The KEY to Leadership is SELF-Leadership.
I’m going to be a bit critical here, based on anecdotal evidence and viewing the syllabi of management courses that have come across my path, or which I have seen in the books which gave rise to those courses. My criticism is that, in the main, they focus on teaching methodologies that are getting other people to do the things that need to be done. My belief, based on this observation, is not that this is wrong, only that it starts ‘in the middle’.
The greater leadership/management books I have read start where management truly starts, and that is with the character, and not the competence, of the person upon whom managerial and leadership responsibilities lay.
Management specifically, and leadership to a greater degree than one might think, are skill sets that can be taught to anyone intelligent enough to understand and apply them. Including people like Hitler, Mugabe and Gadhafi. Character is something one can develop, certainly, but before you can develop good character fully – you have to either possess good character, or genuinely desire good character.

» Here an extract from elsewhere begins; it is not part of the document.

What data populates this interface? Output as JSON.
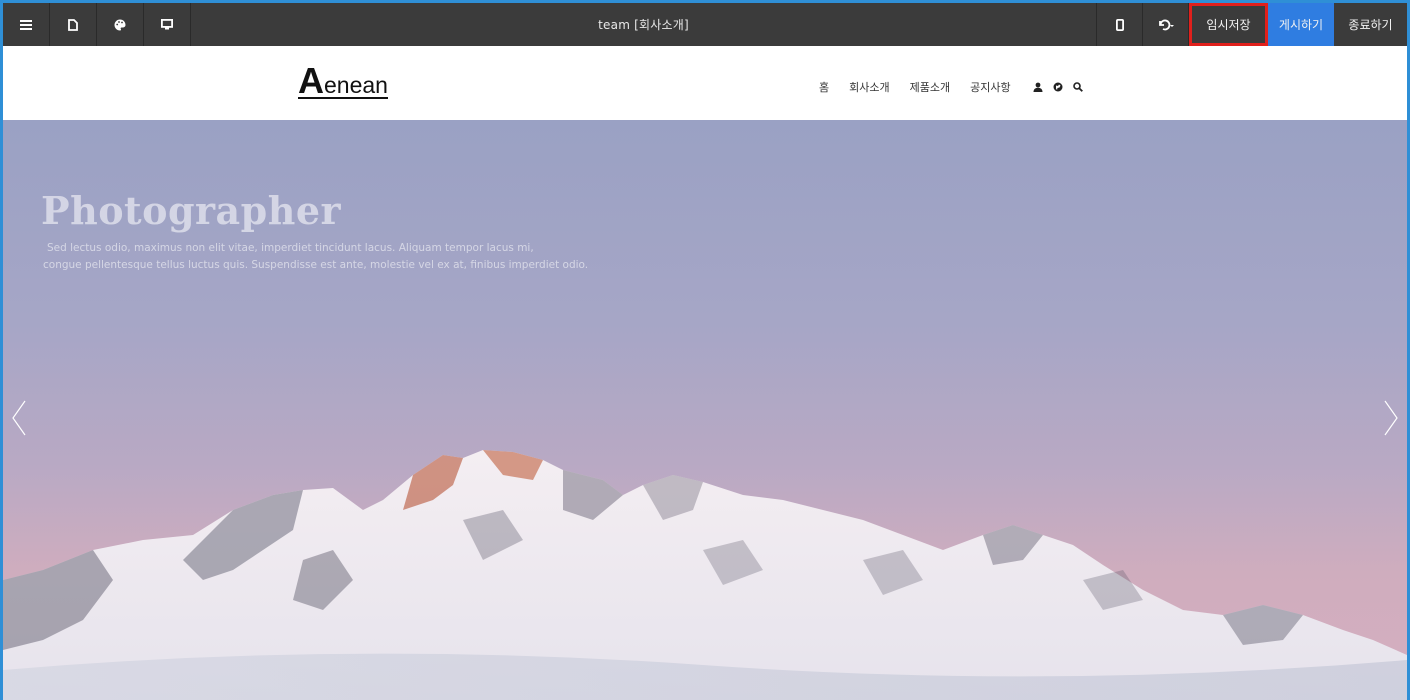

Which means you already have some.
In other words, wanting to be a leader for selfish reasons may get you there, but the people following you will do so because they have to, not because they want to. Leading to benefit others, to improve things for the ‘things’ sake and not your own, results in people wanting to follow you because they want to, even if they have to. The quality and longevity of the results of any team is a reflection of whether a leader has good, or selfish character.
What the aforementioned training courses omit is the training that a potential manager or leader is not absolutely required to follow poor examples – or even good examples. The courses omit input on values and how they affect how we think and behave, and how values differ between people. How recognising and respecting those differences can improve relationships. How adhering to the values that (according to Rushworth M Kidder in the book, “Moral Courage”, Morrow Books, 2005) all people/groups identify as desirable and effective, but which so many leaders and managers ‘forget’ in the moment when it seems more expedient to capitulate and compromise their ethics rather than deal with conflict. (How many managers have you perceived have compromised their ethics because someone above them in the hierarchy is ‘too important’ to challenge?)
Kidder’s example surveys showed that there were 5 universal principles people wanted to demonstrate (and certainly which they expect to see shown by others!). They were essentially Honesty, Respect, Responsibility, Self-Respect (integrity?) and Compassion. Different terms were often used but these were the essential synonyms.
‘Proper’ Self-leadership training reinforces that a trainee has values that they know are representative of good character, starting with those five. It reinforces the need for trainees to be willing to stand up for those principles, or to fall on the self-destructive sword of capitulation and compromise. It helps trainees discover ethics – not situational ethics, real ethics – that will direct their behaviour.
That is how the world can be improved. Not by teaching a skill set, but by reinforcing good character in people, who then stand up for it.